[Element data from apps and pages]
——————————
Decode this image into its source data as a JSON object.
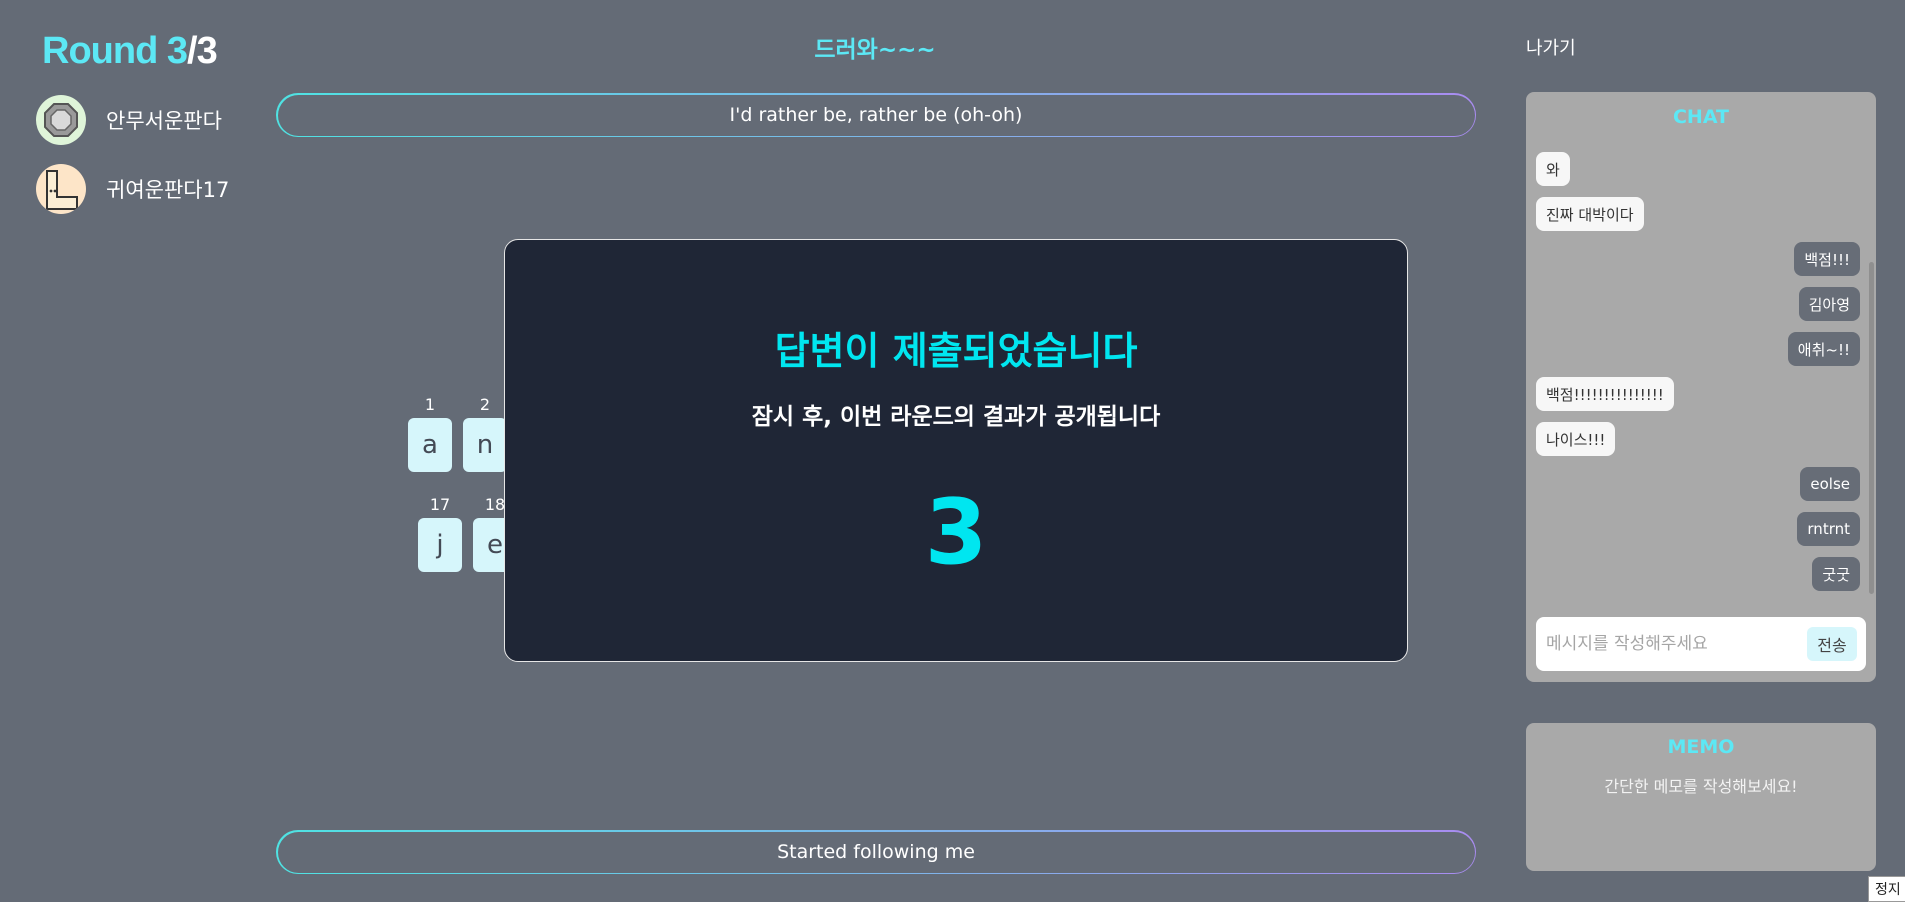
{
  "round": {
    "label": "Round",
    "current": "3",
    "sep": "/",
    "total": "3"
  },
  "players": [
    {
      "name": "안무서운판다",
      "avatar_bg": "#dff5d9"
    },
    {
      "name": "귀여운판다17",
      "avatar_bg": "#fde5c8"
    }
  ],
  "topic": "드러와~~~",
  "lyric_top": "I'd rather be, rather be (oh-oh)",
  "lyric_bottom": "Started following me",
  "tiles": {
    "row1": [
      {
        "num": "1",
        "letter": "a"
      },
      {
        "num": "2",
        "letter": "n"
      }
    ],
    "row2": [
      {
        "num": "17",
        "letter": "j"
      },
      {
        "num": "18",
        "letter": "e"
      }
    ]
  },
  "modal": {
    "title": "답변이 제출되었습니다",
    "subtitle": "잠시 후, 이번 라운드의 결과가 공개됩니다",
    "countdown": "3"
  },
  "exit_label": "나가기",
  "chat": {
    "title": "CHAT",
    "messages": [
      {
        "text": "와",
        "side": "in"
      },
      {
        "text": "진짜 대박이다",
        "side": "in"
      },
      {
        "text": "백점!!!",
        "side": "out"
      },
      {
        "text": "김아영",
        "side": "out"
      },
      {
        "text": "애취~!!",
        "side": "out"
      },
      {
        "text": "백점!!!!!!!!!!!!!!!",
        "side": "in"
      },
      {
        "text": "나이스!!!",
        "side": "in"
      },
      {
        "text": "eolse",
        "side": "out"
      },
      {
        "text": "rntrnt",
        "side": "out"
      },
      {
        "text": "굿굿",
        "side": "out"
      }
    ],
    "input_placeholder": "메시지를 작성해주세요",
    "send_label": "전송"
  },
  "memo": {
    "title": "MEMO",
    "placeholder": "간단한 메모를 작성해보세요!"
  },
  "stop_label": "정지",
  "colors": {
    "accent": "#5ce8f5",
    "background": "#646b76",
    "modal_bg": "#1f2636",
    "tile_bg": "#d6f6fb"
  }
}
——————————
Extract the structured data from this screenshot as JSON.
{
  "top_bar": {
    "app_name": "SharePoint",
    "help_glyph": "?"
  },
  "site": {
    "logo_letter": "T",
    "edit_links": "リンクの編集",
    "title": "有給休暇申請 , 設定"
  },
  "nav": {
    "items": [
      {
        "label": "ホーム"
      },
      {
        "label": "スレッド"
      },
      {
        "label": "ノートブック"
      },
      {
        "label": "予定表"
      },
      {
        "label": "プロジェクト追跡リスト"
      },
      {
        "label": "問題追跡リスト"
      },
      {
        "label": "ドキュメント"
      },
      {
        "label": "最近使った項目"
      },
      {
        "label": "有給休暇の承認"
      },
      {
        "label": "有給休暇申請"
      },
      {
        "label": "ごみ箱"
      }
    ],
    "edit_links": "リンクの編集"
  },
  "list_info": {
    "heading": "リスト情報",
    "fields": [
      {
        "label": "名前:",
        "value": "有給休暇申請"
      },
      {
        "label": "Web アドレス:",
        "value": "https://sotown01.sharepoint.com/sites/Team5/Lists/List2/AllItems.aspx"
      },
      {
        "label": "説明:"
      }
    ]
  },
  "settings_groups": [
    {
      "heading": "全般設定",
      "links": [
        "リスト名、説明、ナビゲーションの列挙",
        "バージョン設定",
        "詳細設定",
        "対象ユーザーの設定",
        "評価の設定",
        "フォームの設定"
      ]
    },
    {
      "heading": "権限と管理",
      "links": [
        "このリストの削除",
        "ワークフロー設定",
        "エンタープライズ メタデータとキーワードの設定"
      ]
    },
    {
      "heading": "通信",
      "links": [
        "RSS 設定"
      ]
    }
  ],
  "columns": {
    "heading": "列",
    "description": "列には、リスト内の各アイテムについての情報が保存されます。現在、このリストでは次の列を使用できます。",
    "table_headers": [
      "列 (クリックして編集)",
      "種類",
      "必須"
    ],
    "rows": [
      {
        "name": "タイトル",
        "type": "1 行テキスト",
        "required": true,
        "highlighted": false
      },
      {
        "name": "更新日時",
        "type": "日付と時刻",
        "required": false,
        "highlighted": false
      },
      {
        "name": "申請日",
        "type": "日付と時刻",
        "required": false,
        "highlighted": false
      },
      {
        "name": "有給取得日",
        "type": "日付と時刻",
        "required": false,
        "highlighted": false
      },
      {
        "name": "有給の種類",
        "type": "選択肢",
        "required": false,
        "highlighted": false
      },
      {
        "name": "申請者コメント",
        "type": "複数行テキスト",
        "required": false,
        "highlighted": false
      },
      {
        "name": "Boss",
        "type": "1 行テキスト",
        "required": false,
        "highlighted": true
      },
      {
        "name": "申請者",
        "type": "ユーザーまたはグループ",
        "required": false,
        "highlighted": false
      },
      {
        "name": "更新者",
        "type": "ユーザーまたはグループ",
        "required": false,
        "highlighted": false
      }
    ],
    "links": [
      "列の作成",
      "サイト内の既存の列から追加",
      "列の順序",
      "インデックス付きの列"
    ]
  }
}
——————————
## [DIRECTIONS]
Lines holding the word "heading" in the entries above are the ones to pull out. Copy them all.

## [RESULT]
    "heading": "リスト情報",
      "heading": "全般設定",
      "heading": "権限と管理",
      "heading": "通信",
    "heading": "列",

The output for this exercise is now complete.